New Teacher Seminar - June 2012
The seminar was part of the NASUWT's annual programme of seminars for new teachers that starts with preparatory seminars for those new teachers that have just qualified for their teaching training, in August of every year, continues with a seminar in November of every year for those new teachers that have just completed their first term of teaching and culminates with a seminar in June of every year, for those teachers approaching the end of their first year of teaching.
The June 2012 seminar was held at the Jury's Inn Hotel in Birmingham, with over 100 new teachers from across the UK attending.
The delegates initially received a keynote address from the General Secretary, which covered issues largely in relation to the Coalition Governments continued cuts and reforms to education. Issues covered included Government plans to shift the majority of initial teacher training from universities into new teaching schools, their plans to remove the requirement of academy and free schools to employ teachers with QTS and the potential for their proposals for induction to water down the process. The keynote address also focused on the Coalition Governments attacks on teachers’ pensions, the national pay and conditions frameworks and the current Performance Management regulations. The address also covered the NASUWT's continued action short of strike action through its Standing up for Standards campaign.
A number of thought provoking topics were raised by the new teachers at the seminar in response to the keynote address in particular issues highlighted included;
• how can young teachers be encouraged to get involved in the Union;
• how young teachers are being undermined by management, in particularly relating issues such as managing pupil behaviour;
• how the austerity measures are causing problems for new teachers in their ability to gain meaningful employment;
• how there is no meaningful consultation around the process of converting schools to academy status, with particular concerns about lethargy amongst parents in relation to conversion of schools to academy status.
In the second morning session Gareth Young – NASUWT National Official (Campaigns and Communications) provided a detailed overview of the Governments education change agenda including changes to the current Performance Management regulations.
The third part of the morning session gave the participants the opportunity to discuss issues with each other, in particular what had gone well in their first year of teaching and what difficulties had they faced. Importantly in light of the Coalition Governments changes to the Induction regulations from September 2012, delegates were asked to add their voice to the NASUWT’s input on the impact of the changes on new teachers just starting their induction, by feeding back on how they felt the induction process was currently working well and could be improved.
The majority of new teachers taking part in the seminar relayed that the induction process could be improved by ensuring that mentors and and NQT’s had regular allocated time to meet and discuss how the individual induction programme is going. New teachers also commented that a lack of access to official out of classroom training made gaining some of the necessary professional skills and knowledge difficult.

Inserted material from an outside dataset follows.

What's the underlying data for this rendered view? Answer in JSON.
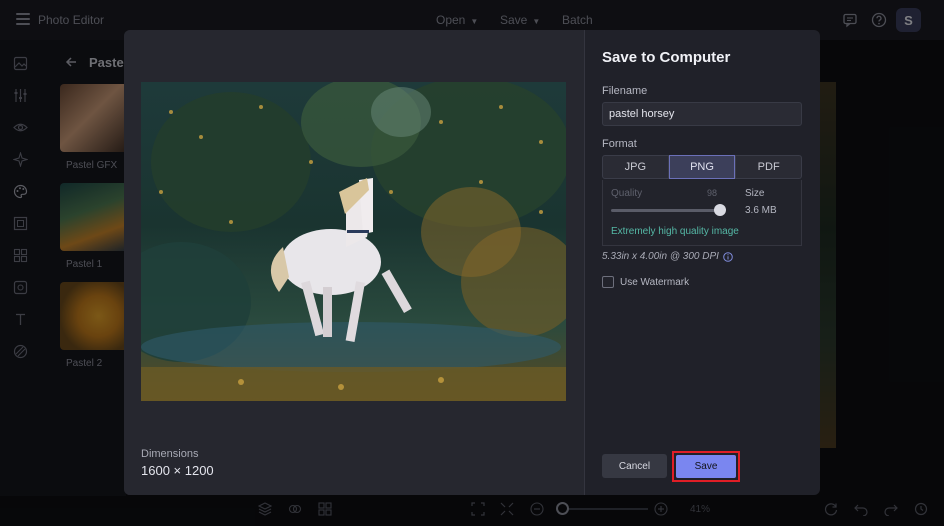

Comments about lack of out of school training being available are in direct contrast to comments made by the seminar delegates on how the induction process is currently working well. In particular, delegates evaluated that their induction experiences were enhanced when they had a supportive local authority that provided training and resources. Other comments regarding positive induction experiences contrast with information relayed by delegates about the revocation of their rights as NQT’s. For example NQT’s commented that induction worked well when they had the opportunity to work with experienced teacher colleagues ad when they were encouraged by the Senior Leadership Team and their mentor to develop strategies as a new teacher.
However, one consistent theme amongst all of the groups that undermines both their experiences within their first year in teaching in general and in particular the validity of their induction year, is the lack of available teaching jobs in which induction can be completed in any feasible form.
It would seem from the feedback provided from the new teacher seminar delegates, that primarily the lack of available permanent teaching positions undermines the whole induction process in the first place. Juxtaposing issues related to available teaching jobs, the lack of standard practice amongst schools providing an induction programme also raises issues regarding the wide spectrum in the positive and negative experiences that NQT’s that start teaching in the same year have.
In the afternoon there were there were four workshops that ran twice simultaneously in order for delegates to get the opportunity to attend their two workshops of preference. Workshop topics included managing behaviour in the classroom, stress management, remaining safe when using social networking sites and a workshop and using the voice effectively in the classroom.
The seminar was highly successful with many new teachers showing a keen interest in getting involved in the NASUWT at this important time. For teachers that could not attend this event please bear in mind that the NASUWT runs regular regional and national seminars and events that are free to members of the Union NASUWT Conferences and Events.